Working Capital to Operating Expense by Farm Type
 
Figure 2 charts the measurement of working capital to operating expense by farm type.  The four farm types are hog, grain, dairy and beef farms based on FBFM’s definition of these farms.  Grain farms are defined as farms where the value of feed fed was less than 40 percent of the crop returns.  Hog, beef and dairy farms are defined as farms where the value of feed fed was more than 40 percent of crop returns and the livestock enterprise (hog, dairy or beef) received the majority of the value of feed fed.
 
 
Generally, working capital to operating expense has declined since 2012 for most farm types.  The 2012-13 period was the end of the era of high grain prices.  Since then, we have seen financial deterioration in most farms as farm incomes have declined.
 
Hog and beef farms seem to have more variability in this measure.  This is explained by the fact that the variability of livestock prices has an effect on inventory values that come into play when calculating accrual farm incomes and working capital.  The downward trend for beef farms is not as evident as other farm types due the large increase in cattle inventories with the run up prices in 2014 and 2015 as well as having the lowest operating expense among the different types of farms and operating expenses have varied the least year over year.   Finally, dairy farms have a lower working capital to operating expense than the other three farm types.  The majority of a dairy farm’s assets are in the dairy herd, an intermediate asset, and buildings, a long-term asset.  Dairy farms also benefit from a monthly income stream in milk sales that allow them to survive on lower liquidity.
 
Working Capital to Operating Expense by Operator Age
 
Figure 3 charts the measurement of working capital to operating expense by the age of the operator.  The groups are divided into five different age groups ranging from less than thirty years old to sixty years old and older.
 
 
Similar to working capital by farm types, all these measures of liquidity declined since 2012.  For example, the ratio for the group of fifty to fifty-nine year olds peaked in 2013 at .87 and had dropped to .38 by 2019.  That is a deterioration of about 56 percent.
 
On average, working capital is stronger for farmers that are in the “50 to 59” and over 60 age groups compared to younger farmers.  Generally, older farmers are more established than younger farmers, leading to better financial strength.
 
Summary
 
Data from the Illinois Farm Business Farm Management Association is used to examine another measure of farm liquidity, working capital to operating expense.  When comparing this other measure for all farms to working capital to value of farm production over the last ten years, working capital to operating expense is more variable, but generally follows the same trend.  Data from 2010 to 2019 sorted by type of farm and by age of producer was used.  Grain farms generally exhibited the strongest ten-year average ratio over this time with the least variability.  Beef and hog farms were more variable.  Regarding the age of the operator, generally the older the operator the stronger the ratio.  Both groups showed declines in the strength during this time.
 
The authors would like to acknowledge that data used in this study comes from the Illinois Farm Business Farm Management (FBFM) Association.
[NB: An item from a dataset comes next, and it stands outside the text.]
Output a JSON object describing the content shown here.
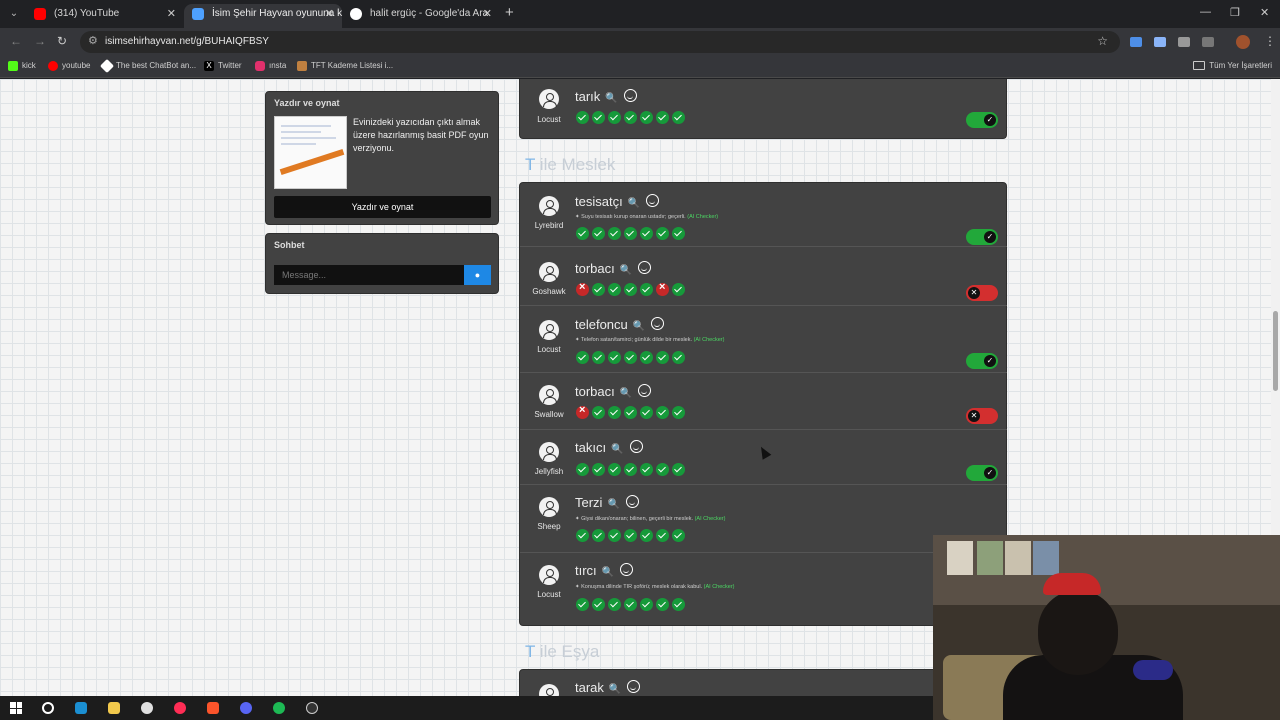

Without Illinois FBFM, information as comprehensive and accurate as this would not be available for educational purposes. FBFM, which consists of 5,500+ farmers and 68 professional field staff, is a not-for-profit organization available to all farm operators in Illinois. FBFM field staff provide on-farm counsel along with recordkeeping, farm financial management, business entity planning and income tax management.
Source : illinois.edu